by Roberts, Giselle
Publisher: University of Missouri Press
Retail Price: $32.50
Issue: Winter 2004
ISBN: 0826214649

Southern Ladies


Author examines role of young aristocrats

During the years 1861-1865, America was torn between many groups who were trying to mold the future of the country. There was no one left untouched during those four years; even the elite women of the South emerged scarred. Giselle Roberts provides an excellent study of young, upper-class Confederate women during and more importantly after the Civil War. She uses diaries, memoirs, and letters from women in Mississippi and Louisiana to bring their struggles to life. The women in her study were saddened not only by the loss of loved ones but by the loss of a way of life that was shattered on the battlefield, never to rise again.

After the freeing of the slaves, these privileged belles had to manage their households, taking on many tasks previously delegated to forced labor. Gone were the days of quiet afternoons of reading poetry, visiting friends, and attending elaborate balls and picnics to which these women were accustomed. Cooking, sewing, gardening, and tending the fields now occupied their time. These tasks that were ordinary to most women helped them weather the war and acquire skills that weaned them from a way of life made possible by the institution of slavery. The belles of the Confederacy were seen by many to be delicate flowers; however, the war revealed their physical and mental strength. Many assisted in the war effort and found that performing the undignified tasks of household chores was not the end of the world.

Roberts makes clear the importance southern women placed on being perceived as ladies, and how desperately critical they felt it was to hold on to their feminine ideals. Feelings of patriotism ran very deep, yet paradoxically, being patriotic sometimes left them feeling very vulnerable and unfeminine. For example, many southerners saw a belle's participation in the organized programs to raise funds for the war as very unladylike. Also, some of this generation of southern women supplemented their income by teaching their talents to neighboring students. This practice would continue after the war as a way to survive but was continually condemned for being un-feminine. Keeping up appearances weighed heavily upon them during those four years of conflict and the years that followed. While these young women sewed and mended uniforms for the soldiers as a patriotic duty they felt that to do the same work on their own clothes was demeaning.
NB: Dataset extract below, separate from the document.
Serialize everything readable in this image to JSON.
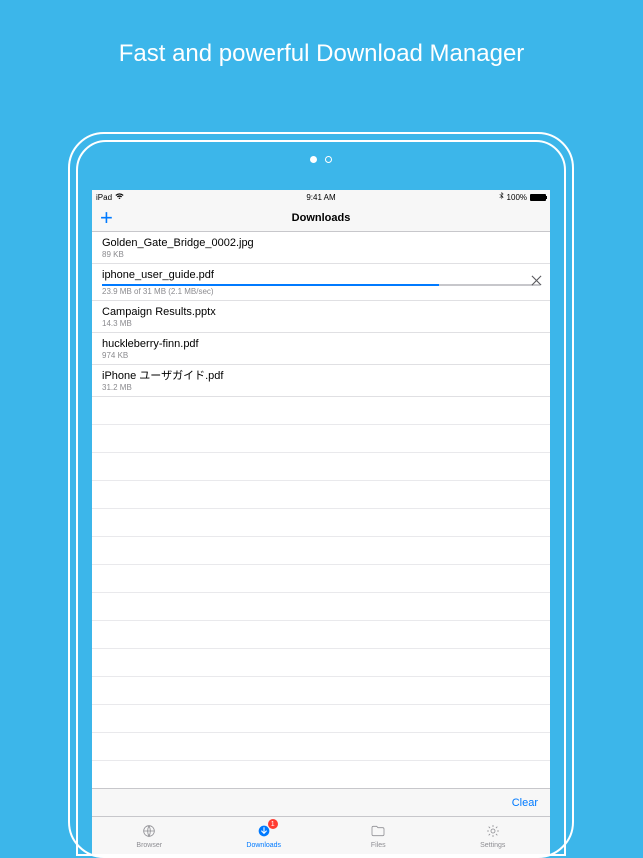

The author addresses the many luxuries that were given up for the Confederate cause and how these changes compounded feelings of defeat when women felt that their sacrifices were made for nothing.

Roberts has done a great job presenting this study of young wealthy southern women. The book is very well documented with an extensive bibliography, photographs, and illustrations that bring these women to life for the reader. In later years many Confederate women expressed their melancholy when reflecting upon the past and life before the war. Historians cannot help understanding these feelings especially while visiting a battlefield, strolling along the streets of a ghost town, inhaling the musty fragrance of antiques or by simply looking into the faded photographs of those who did their best to shape our country. The reader will come away from this book with a better understanding of what life was like for belles, and their larger role in Confederate culture.

Jory Reedy lives in Topeka, Kansas. This is her sixth review for Civil War Book Review. She earned a B.A. in History from Washburn University in Topeka, Kansas, and serves as the editor of the Trans-Mississippian, which is the newsletter for the Civil War Roundtable of Eastern Kansas.

Reedy, Jory, review of The Confederate Belle, by Roberts, Giselle, Civil War Book Review, (Winter 2004).